While the book talks about the transformative and redemptive power of Vipassana meditation within a prison, the reality is that the men who shared their life stories and personal letters have not been trusted with access to the book. This seems inconsistent with S.N. Goenka's teachings and the supposed benefits of the Vipassana prison movement.
In his letters to Jenny, Grady shares his experience of "life without" in a maximum-security prison. He writes of not receiving any letters, telephone calls, funds or visitors. Because of the film and the Letters from the Dhamma Brothers book, all that has changed for him. He now has contact with and support from new friends and supporters all over the world.
In order to give Grady Bankhead a "voice" in the free world, I designed a web site that presents his spiritual journey from death row to dharma - the path of enlightenment.

Please visit Grady, one of the original Dhamma Brothers at: [...]

Namaste,

Andre
0CommentWas this review helpful to you?YesNoSending feedback...
Thank you for your feedback.
Sorry, we failed to record your vote. Please try again
Report abuse
3 of 3 people found the following review helpful
on September 14, 2009
Just when you think that life is hard you find others who have it even worse and yet they come through with a sense of purpose, a sense of place and an inner peace that defies logic. Humbling and evocative words for anyone who thinks they've learned all they can learn.
0CommentWas this review helpful to you?YesNoSending feedback...
Thank you for your feedback.
Sorry, we failed to record your vote. Please try again
Report abuse
1 of 1 people found the following review helpful
on February 27, 2015
I showed this DVD movie, with permission from the director and producer, to our church and my meditation students, family and friends. It generated very touching and interesting discussions after the showing. The Book of letters and feedback from the inmates after the project ended and that was published as a result of the project is amazing and was also valuable! I read some of the letters from the inmates and their experiences which were amazingly insightful! As a meditator and teacher, this was an extremely useful learning and teaching opportunity on so many levels. People who came had so many preconceived judgements about folks in prison until they saw that the inmates participating in this program were able to sincerely break through years of pain and anger and change into more self and other aware peaceful and thoughtful beings. The benefits of vipassana meditation is clearly demonstrated in various ways which is invaluable to budding yogis and yoginis but even beyond that, I recommend it highly for the demonstration of human healing that occurred when people were treated by the teachers and staff with respect and when they were taught skills that were life changing for not only the people involved in the project but even the families of the inmates and staff of the prison. Well worth watching.
0CommentWas this review helpful to you?YesNoSending feedback...
Thank you for your feedback.
Sorry, we failed to record your vote. Please try again
Report abuse
3 of 4 people found the following review helpful
on June 4, 2009
Really incredible to read about these prisoners experience with meditation. Anyone can improve their life by waking up to the wonders of each moment. These gentlemen are proof that we all can learn to live in peace no matter our past. And proof that more programs such as the Vipassana course offered at Donaldson should be available & mainstream for prisoners and regular citizens alike.
0CommentWas this review helpful to you?YesNoSending feedback...
Thank you for your feedback.
Sorry, we failed to record your vote. Please try again
Report abuse

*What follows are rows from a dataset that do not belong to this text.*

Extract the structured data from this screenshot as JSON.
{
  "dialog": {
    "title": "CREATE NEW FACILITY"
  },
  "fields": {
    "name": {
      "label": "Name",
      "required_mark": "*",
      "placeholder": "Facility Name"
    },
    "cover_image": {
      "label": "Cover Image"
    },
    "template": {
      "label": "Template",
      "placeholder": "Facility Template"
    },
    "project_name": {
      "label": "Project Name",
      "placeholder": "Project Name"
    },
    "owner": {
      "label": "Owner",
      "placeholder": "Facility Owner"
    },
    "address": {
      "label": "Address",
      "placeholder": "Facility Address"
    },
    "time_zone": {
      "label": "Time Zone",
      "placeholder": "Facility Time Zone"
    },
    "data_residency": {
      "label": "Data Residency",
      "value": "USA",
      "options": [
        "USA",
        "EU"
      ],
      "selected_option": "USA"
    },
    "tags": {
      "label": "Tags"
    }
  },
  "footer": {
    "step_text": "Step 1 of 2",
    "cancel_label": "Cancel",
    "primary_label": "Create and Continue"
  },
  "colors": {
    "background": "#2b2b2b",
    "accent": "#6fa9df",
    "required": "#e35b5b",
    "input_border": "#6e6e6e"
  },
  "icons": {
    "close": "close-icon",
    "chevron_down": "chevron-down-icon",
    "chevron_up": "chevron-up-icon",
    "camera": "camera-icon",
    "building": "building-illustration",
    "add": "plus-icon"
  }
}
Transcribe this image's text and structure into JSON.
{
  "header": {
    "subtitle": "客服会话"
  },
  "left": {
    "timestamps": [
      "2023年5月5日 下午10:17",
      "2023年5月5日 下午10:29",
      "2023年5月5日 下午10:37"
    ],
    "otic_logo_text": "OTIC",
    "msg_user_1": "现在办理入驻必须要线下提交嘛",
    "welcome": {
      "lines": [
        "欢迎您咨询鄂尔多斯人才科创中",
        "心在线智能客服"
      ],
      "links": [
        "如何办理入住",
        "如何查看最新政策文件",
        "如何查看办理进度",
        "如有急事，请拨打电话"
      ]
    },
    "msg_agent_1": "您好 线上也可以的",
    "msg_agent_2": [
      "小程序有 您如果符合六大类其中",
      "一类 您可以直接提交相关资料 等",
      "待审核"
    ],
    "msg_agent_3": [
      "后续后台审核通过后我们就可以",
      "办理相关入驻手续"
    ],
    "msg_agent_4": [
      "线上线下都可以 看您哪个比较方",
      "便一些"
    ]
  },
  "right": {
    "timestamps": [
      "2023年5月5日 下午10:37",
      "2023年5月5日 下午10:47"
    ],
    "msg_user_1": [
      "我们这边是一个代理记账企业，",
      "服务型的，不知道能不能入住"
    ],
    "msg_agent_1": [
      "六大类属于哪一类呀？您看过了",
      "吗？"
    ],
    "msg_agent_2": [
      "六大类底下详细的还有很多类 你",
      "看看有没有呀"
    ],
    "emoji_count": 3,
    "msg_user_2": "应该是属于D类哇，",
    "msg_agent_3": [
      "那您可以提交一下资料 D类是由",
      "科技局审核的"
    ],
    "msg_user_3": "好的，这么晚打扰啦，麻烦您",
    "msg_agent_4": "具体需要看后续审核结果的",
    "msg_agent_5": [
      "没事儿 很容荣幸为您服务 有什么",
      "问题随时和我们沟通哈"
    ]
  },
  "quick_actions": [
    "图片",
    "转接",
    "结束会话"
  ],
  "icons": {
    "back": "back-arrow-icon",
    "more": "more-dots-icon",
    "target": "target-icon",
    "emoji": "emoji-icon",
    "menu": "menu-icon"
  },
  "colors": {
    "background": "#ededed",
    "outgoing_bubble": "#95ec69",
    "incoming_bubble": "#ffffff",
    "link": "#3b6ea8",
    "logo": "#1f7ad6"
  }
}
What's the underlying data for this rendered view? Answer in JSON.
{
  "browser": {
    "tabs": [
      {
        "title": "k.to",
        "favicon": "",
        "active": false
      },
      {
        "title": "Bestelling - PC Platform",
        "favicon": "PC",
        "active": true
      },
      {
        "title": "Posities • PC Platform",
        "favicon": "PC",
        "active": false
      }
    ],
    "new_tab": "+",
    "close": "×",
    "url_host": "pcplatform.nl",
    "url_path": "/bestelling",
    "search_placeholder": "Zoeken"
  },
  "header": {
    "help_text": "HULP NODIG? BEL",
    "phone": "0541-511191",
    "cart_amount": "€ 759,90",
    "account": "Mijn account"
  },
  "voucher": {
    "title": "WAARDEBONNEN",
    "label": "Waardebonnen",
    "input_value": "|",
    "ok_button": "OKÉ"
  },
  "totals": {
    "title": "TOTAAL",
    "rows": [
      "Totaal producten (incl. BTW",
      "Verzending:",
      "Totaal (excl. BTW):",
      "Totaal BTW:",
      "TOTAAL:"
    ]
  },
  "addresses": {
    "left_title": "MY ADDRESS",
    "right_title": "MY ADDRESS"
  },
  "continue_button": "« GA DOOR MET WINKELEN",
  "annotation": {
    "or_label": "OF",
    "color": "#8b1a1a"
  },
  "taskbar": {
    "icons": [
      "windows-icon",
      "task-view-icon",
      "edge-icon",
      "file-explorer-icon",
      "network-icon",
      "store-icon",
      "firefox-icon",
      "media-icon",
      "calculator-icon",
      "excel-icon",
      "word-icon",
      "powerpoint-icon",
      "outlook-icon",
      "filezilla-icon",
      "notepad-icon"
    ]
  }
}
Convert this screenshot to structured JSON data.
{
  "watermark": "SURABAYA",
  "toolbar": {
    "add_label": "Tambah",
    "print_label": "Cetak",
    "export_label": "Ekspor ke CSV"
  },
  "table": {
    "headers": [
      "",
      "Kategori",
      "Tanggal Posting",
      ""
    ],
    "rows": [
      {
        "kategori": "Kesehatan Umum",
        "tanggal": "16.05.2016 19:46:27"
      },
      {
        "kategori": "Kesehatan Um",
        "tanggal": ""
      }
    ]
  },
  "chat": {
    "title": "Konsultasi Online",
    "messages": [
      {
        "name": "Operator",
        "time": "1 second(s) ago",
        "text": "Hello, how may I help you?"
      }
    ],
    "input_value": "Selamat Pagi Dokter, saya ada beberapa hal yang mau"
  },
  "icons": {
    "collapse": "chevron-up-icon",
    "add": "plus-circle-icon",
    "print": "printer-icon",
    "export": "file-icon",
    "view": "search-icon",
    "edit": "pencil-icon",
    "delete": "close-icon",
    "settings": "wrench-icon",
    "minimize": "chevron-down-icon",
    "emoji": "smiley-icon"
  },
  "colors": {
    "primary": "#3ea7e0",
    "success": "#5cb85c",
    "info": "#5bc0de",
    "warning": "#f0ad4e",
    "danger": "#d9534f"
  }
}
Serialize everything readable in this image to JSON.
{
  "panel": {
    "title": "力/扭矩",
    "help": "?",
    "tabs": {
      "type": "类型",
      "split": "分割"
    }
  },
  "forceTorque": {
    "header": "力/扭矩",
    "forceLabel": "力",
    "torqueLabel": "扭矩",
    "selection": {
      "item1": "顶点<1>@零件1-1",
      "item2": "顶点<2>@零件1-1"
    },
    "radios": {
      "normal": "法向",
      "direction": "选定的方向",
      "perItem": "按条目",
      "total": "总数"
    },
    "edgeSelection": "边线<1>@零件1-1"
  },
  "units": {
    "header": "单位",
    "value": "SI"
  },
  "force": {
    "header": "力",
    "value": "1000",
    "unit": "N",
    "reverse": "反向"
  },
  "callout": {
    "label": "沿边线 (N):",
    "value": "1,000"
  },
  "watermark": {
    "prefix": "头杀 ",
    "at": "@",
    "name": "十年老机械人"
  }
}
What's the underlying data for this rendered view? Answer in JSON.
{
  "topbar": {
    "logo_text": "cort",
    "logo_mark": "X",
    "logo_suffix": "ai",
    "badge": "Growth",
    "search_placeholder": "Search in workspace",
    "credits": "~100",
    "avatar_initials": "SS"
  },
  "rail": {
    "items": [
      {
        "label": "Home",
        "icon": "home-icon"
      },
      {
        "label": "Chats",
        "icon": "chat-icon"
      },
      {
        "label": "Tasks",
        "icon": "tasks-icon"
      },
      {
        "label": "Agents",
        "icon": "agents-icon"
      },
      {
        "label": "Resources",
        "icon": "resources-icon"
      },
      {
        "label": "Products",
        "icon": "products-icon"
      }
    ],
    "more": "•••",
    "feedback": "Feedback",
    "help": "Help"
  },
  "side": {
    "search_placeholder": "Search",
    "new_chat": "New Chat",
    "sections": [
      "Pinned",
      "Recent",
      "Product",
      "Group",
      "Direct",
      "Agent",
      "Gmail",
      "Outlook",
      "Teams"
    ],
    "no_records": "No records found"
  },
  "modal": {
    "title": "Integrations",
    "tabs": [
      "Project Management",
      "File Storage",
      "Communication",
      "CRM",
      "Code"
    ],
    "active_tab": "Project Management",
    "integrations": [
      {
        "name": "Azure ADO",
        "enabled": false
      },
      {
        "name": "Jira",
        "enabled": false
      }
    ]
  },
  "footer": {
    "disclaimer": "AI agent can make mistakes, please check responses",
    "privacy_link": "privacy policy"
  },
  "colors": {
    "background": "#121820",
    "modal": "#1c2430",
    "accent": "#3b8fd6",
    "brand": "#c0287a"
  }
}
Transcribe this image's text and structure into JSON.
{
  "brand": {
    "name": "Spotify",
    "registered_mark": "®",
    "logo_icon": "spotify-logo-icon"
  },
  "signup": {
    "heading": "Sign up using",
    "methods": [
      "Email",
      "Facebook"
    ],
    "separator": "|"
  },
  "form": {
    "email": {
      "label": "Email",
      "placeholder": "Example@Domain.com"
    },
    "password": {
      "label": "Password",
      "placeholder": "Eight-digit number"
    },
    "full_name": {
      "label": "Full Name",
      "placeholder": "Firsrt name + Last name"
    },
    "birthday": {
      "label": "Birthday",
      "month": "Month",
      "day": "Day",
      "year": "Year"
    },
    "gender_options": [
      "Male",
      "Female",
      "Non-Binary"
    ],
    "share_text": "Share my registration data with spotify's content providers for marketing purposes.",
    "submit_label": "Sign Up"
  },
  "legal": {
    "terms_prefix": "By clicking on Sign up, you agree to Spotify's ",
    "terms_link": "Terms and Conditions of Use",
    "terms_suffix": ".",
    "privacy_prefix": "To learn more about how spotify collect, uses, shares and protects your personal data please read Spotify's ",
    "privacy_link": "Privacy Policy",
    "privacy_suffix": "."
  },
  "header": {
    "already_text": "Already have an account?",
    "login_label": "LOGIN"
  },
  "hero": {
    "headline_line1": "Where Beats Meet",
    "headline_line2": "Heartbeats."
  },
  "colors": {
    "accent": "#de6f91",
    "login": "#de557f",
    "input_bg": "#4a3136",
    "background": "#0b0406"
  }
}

Send us feedback

How can we make Amazon Customer Reviews better for you?
Let us know here.